The summer season is here! And that means travel and vacations are high on everyone’s list.
One thing that might not make it to a typical traveler’s to-do list is estate planning—but it couldn’t be more important as you prepare to enjoy the sandy beach or Rocky Mountains.
Americans spend more time planning their vacation each year than planning their estate. Knowing what would happen to your family if something happened to you is critical for travel with peace of mind. Before heading off on your summer vacation, check off a few estate planning and guardianship items first:
Establish guardianship for minor children—and not in your will. If you have minor children, there is never a good excuse to neglect this all-important step: choosing guardians for your kids. Give your children’s caretaker the legal short-term guardianship needed to make sure they can make decisions for your kids in case of an emergency, and lay out the plan for long-term guardianship if you aren’t able to raise your children. These documents deserve their own stand-alone plan, not to be buried in your will.
Complete an estate plan if you don’t have one. If you’ve been putting it off, now is the time to complete your estate plan to make sure that your children don’t have to navigate the public court system and don’t have full control over your assets at 18 years old—that would be like winning the lottery!
Update an existing estate plan. Has something changed in your life since you last updated your estate plan? A birth, a death, a marriage, a divorce, another asset? Each of these triggers your need to update your estate plan—before you go out of town.
Review beneficiaries. Beneficiaries of your retirement accounts, life insurance and other assets should be reviewed frequently to ensure the proper beneficiaries are named. If you have minor children, it is never advised to name your children outright as beneficiaries; instead you should set up a trust and name the trust as beneficiary so your assets can pass without court intervention and high fees.
Review/update incapacity documents. Two very important health care documents—a durable power of attorney for health care and a HIPAA release—will determine who can make medical decisions for you and who has access to your medical records in case of incapacity.
Review/update insurance. Does your life insurance coverage still meet your family’s needs? If not, it is time to update your insurance benefits before you hit the road.
Organize your legacy drawer.

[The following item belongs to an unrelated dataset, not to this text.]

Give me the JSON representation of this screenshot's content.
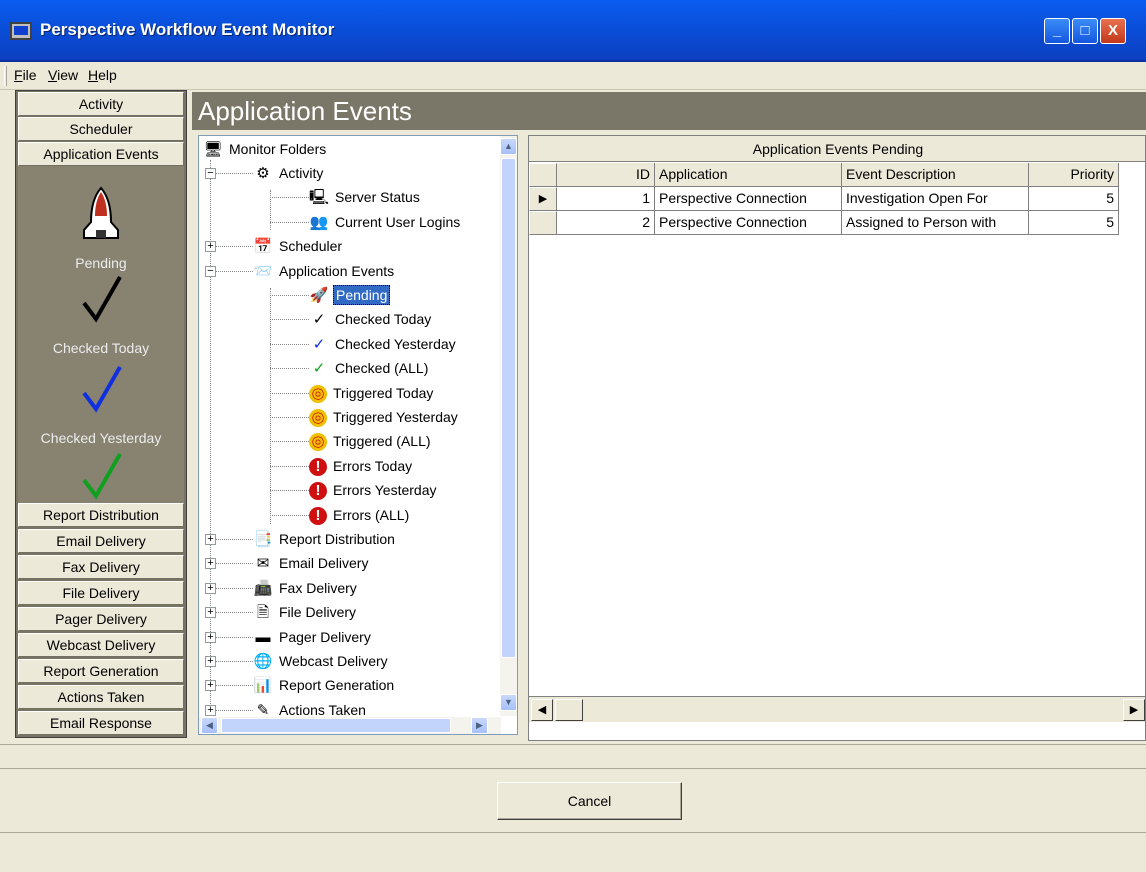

Be sure you have an organized file of all your account statements and your full estate plan before you go. Also include a full list of usernames and passwords to your online accounts. And be sure to tell your family where they can locate the file if and when it becomes necessary.